Your answer must be an exact repetition of every record.

------ Input records ------

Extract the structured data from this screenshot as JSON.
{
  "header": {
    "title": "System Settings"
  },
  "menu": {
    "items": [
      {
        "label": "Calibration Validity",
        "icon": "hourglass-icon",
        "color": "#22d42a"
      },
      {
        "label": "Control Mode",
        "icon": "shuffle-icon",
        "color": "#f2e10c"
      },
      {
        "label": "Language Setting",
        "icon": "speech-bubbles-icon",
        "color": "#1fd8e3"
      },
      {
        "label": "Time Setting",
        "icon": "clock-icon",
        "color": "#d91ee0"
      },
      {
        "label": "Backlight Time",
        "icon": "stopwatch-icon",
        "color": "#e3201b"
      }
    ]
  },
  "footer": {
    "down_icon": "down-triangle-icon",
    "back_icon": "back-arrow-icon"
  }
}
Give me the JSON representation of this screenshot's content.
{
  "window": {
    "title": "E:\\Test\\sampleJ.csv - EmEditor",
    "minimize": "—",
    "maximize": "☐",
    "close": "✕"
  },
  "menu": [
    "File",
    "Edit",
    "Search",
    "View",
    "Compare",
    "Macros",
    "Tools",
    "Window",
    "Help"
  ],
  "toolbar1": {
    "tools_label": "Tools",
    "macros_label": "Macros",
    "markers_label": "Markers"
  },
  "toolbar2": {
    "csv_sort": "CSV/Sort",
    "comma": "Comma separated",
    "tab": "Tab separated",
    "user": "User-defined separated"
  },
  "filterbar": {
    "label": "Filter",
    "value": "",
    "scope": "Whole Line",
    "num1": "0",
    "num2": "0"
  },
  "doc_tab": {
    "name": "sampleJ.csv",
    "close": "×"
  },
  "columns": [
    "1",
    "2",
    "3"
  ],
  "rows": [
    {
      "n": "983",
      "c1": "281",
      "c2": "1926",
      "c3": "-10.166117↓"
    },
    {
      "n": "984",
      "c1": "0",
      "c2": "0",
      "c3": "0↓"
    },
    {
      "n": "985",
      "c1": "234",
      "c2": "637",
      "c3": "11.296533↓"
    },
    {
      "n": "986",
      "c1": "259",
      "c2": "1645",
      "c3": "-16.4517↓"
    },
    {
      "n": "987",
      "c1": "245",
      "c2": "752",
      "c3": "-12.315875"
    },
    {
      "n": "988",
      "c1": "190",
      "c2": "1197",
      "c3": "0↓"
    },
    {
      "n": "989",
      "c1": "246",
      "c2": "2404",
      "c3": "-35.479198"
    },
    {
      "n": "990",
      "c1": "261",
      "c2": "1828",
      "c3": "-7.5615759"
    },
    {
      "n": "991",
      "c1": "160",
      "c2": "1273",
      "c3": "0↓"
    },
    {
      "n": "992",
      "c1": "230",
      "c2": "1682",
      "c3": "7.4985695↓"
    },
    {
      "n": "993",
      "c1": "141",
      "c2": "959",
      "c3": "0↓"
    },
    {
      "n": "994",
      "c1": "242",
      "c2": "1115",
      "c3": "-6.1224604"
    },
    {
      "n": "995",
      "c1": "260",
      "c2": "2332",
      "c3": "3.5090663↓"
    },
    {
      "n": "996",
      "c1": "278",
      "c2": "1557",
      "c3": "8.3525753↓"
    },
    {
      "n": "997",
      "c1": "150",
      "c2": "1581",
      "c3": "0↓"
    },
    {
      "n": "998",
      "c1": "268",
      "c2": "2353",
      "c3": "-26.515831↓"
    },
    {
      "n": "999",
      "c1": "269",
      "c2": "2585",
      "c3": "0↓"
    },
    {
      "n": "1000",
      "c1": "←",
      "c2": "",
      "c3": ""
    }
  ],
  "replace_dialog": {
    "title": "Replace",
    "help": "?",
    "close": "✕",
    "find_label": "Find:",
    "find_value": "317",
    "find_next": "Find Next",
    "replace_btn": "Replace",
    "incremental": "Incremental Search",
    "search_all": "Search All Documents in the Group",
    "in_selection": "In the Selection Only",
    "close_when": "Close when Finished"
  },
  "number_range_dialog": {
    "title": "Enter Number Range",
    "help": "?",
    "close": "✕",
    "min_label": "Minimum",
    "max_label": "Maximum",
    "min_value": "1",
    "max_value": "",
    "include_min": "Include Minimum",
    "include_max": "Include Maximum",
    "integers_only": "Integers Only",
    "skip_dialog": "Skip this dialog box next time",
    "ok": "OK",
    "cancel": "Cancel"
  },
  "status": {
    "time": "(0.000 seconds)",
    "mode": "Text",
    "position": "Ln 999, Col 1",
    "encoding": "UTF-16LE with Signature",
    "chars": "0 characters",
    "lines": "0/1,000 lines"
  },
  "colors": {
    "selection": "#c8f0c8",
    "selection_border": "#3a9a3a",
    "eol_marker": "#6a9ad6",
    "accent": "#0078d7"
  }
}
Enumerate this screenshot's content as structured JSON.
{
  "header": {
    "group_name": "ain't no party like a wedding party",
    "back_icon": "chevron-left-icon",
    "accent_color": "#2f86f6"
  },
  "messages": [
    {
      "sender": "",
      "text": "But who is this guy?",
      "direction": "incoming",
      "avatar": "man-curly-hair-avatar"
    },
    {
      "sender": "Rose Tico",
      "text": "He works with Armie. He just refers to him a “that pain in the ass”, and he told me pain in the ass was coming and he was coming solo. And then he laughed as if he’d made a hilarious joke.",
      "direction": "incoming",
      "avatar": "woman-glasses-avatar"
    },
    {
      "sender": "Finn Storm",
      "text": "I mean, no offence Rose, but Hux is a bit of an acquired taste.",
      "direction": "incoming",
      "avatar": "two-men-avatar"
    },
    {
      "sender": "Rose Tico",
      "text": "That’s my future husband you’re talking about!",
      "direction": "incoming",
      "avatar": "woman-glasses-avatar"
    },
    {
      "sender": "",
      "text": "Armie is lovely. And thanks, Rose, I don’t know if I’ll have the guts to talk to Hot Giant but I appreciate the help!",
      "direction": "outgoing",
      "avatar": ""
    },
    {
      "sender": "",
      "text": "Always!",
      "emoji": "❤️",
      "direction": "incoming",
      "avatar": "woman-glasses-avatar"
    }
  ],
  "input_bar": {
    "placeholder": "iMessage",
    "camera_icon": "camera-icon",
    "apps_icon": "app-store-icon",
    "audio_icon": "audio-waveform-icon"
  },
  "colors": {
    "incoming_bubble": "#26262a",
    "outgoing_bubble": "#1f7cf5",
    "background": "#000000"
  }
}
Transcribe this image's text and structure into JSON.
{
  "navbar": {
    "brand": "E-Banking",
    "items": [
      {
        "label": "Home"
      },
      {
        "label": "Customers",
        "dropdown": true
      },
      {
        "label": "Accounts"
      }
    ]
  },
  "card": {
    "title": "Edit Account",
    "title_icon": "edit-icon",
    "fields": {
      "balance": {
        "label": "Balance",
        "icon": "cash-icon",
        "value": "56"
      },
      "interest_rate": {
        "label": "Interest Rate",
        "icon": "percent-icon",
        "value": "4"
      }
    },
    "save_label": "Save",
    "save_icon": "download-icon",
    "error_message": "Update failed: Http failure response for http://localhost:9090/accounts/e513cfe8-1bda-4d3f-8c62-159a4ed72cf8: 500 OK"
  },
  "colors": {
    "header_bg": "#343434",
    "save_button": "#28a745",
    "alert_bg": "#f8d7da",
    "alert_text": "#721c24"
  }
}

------

- [Written solution]
Extract the structured data from this screenshot as JSON.
{
  "header": {
    "title": "System Settings"
  },
  "menu": {
    "items": [
      {
        "label": "Calibration Validity",
        "icon": "hourglass-icon",
        "color": "#22d42a"
      },
      {
        "label": "Control Mode",
        "icon": "shuffle-icon",
        "color": "#f2e10c"
      },
      {
        "label": "Language Setting",
        "icon": "speech-bubbles-icon",
        "color": "#1fd8e3"
      },
      {
        "label": "Time Setting",
        "icon": "clock-icon",
        "color": "#d91ee0"
      },
      {
        "label": "Backlight Time",
        "icon": "stopwatch-icon",
        "color": "#e3201b"
      }
    ]
  },
  "footer": {
    "down_icon": "down-triangle-icon",
    "back_icon": "back-arrow-icon"
  }
}
Give me the JSON representation of this screenshot's content.
{
  "window": {
    "title": "E:\\Test\\sampleJ.csv - EmEditor",
    "minimize": "—",
    "maximize": "☐",
    "close": "✕"
  },
  "menu": [
    "File",
    "Edit",
    "Search",
    "View",
    "Compare",
    "Macros",
    "Tools",
    "Window",
    "Help"
  ],
  "toolbar1": {
    "tools_label": "Tools",
    "macros_label": "Macros",
    "markers_label": "Markers"
  },
  "toolbar2": {
    "csv_sort": "CSV/Sort",
    "comma": "Comma separated",
    "tab": "Tab separated",
    "user": "User-defined separated"
  },
  "filterbar": {
    "label": "Filter",
    "value": "",
    "scope": "Whole Line",
    "num1": "0",
    "num2": "0"
  },
  "doc_tab": {
    "name": "sampleJ.csv",
    "close": "×"
  },
  "columns": [
    "1",
    "2",
    "3"
  ],
  "rows": [
    {
      "n": "983",
      "c1": "281",
      "c2": "1926",
      "c3": "-10.166117↓"
    },
    {
      "n": "984",
      "c1": "0",
      "c2": "0",
      "c3": "0↓"
    },
    {
      "n": "985",
      "c1": "234",
      "c2": "637",
      "c3": "11.296533↓"
    },
    {
      "n": "986",
      "c1": "259",
      "c2": "1645",
      "c3": "-16.4517↓"
    },
    {
      "n": "987",
      "c1": "245",
      "c2": "752",
      "c3": "-12.315875"
    },
    {
      "n": "988",
      "c1": "190",
      "c2": "1197",
      "c3": "0↓"
    },
    {
      "n": "989",
      "c1": "246",
      "c2": "2404",
      "c3": "-35.479198"
    },
    {
      "n": "990",
      "c1": "261",
      "c2": "1828",
      "c3": "-7.5615759"
    },
    {
      "n": "991",
      "c1": "160",
      "c2": "1273",
      "c3": "0↓"
    },
    {
      "n": "992",
      "c1": "230",
      "c2": "1682",
      "c3": "7.4985695↓"
    },
    {
      "n": "993",
      "c1": "141",
      "c2": "959",
      "c3": "0↓"
    },
    {
      "n": "994",
      "c1": "242",
      "c2": "1115",
      "c3": "-6.1224604"
    },
    {
      "n": "995",
      "c1": "260",
      "c2": "2332",
      "c3": "3.5090663↓"
    },
    {
      "n": "996",
      "c1": "278",
      "c2": "1557",
      "c3": "8.3525753↓"
    },
    {
      "n": "997",
      "c1": "150",
      "c2": "1581",
      "c3": "0↓"
    },
    {
      "n": "998",
      "c1": "268",
      "c2": "2353",
      "c3": "-26.515831↓"
    },
    {
      "n": "999",
      "c1": "269",
      "c2": "2585",
      "c3": "0↓"
    },
    {
      "n": "1000",
      "c1": "←",
      "c2": "",
      "c3": ""
    }
  ],
  "replace_dialog": {
    "title": "Replace",
    "help": "?",
    "close": "✕",
    "find_label": "Find:",
    "find_value": "317",
    "find_next": "Find Next",
    "replace_btn": "Replace",
    "incremental": "Incremental Search",
    "search_all": "Search All Documents in the Group",
    "in_selection": "In the Selection Only",
    "close_when": "Close when Finished"
  },
  "number_range_dialog": {
    "title": "Enter Number Range",
    "help": "?",
    "close": "✕",
    "min_label": "Minimum",
    "max_label": "Maximum",
    "min_value": "1",
    "max_value": "",
    "include_min": "Include Minimum",
    "include_max": "Include Maximum",
    "integers_only": "Integers Only",
    "skip_dialog": "Skip this dialog box next time",
    "ok": "OK",
    "cancel": "Cancel"
  },
  "status": {
    "time": "(0.000 seconds)",
    "mode": "Text",
    "position": "Ln 999, Col 1",
    "encoding": "UTF-16LE with Signature",
    "chars": "0 characters",
    "lines": "0/1,000 lines"
  },
  "colors": {
    "selection": "#c8f0c8",
    "selection_border": "#3a9a3a",
    "eol_marker": "#6a9ad6",
    "accent": "#0078d7"
  }
}
Enumerate this screenshot's content as structured JSON.
{
  "header": {
    "group_name": "ain't no party like a wedding party",
    "back_icon": "chevron-left-icon",
    "accent_color": "#2f86f6"
  },
  "messages": [
    {
      "sender": "",
      "text": "But who is this guy?",
      "direction": "incoming",
      "avatar": "man-curly-hair-avatar"
    },
    {
      "sender": "Rose Tico",
      "text": "He works with Armie. He just refers to him a “that pain in the ass”, and he told me pain in the ass was coming and he was coming solo. And then he laughed as if he’d made a hilarious joke.",
      "direction": "incoming",
      "avatar": "woman-glasses-avatar"
    },
    {
      "sender": "Finn Storm",
      "text": "I mean, no offence Rose, but Hux is a bit of an acquired taste.",
      "direction": "incoming",
      "avatar": "two-men-avatar"
    },
    {
      "sender": "Rose Tico",
      "text": "That’s my future husband you’re talking about!",
      "direction": "incoming",
      "avatar": "woman-glasses-avatar"
    },
    {
      "sender": "",
      "text": "Armie is lovely. And thanks, Rose, I don’t know if I’ll have the guts to talk to Hot Giant but I appreciate the help!",
      "direction": "outgoing",
      "avatar": ""
    },
    {
      "sender": "",
      "text": "Always!",
      "emoji": "❤️",
      "direction": "incoming",
      "avatar": "woman-glasses-avatar"
    }
  ],
  "input_bar": {
    "placeholder": "iMessage",
    "camera_icon": "camera-icon",
    "apps_icon": "app-store-icon",
    "audio_icon": "audio-waveform-icon"
  },
  "colors": {
    "incoming_bubble": "#26262a",
    "outgoing_bubble": "#1f7cf5",
    "background": "#000000"
  }
}
Transcribe this image's text and structure into JSON.
{
  "navbar": {
    "brand": "E-Banking",
    "items": [
      {
        "label": "Home"
      },
      {
        "label": "Customers",
        "dropdown": true
      },
      {
        "label": "Accounts"
      }
    ]
  },
  "card": {
    "title": "Edit Account",
    "title_icon": "edit-icon",
    "fields": {
      "balance": {
        "label": "Balance",
        "icon": "cash-icon",
        "value": "56"
      },
      "interest_rate": {
        "label": "Interest Rate",
        "icon": "percent-icon",
        "value": "4"
      }
    },
    "save_label": "Save",
    "save_icon": "download-icon",
    "error_message": "Update failed: Http failure response for http://localhost:9090/accounts/e513cfe8-1bda-4d3f-8c62-159a4ed72cf8: 500 OK"
  },
  "colors": {
    "header_bg": "#343434",
    "save_button": "#28a745",
    "alert_bg": "#f8d7da",
    "alert_text": "#721c24"
  }
}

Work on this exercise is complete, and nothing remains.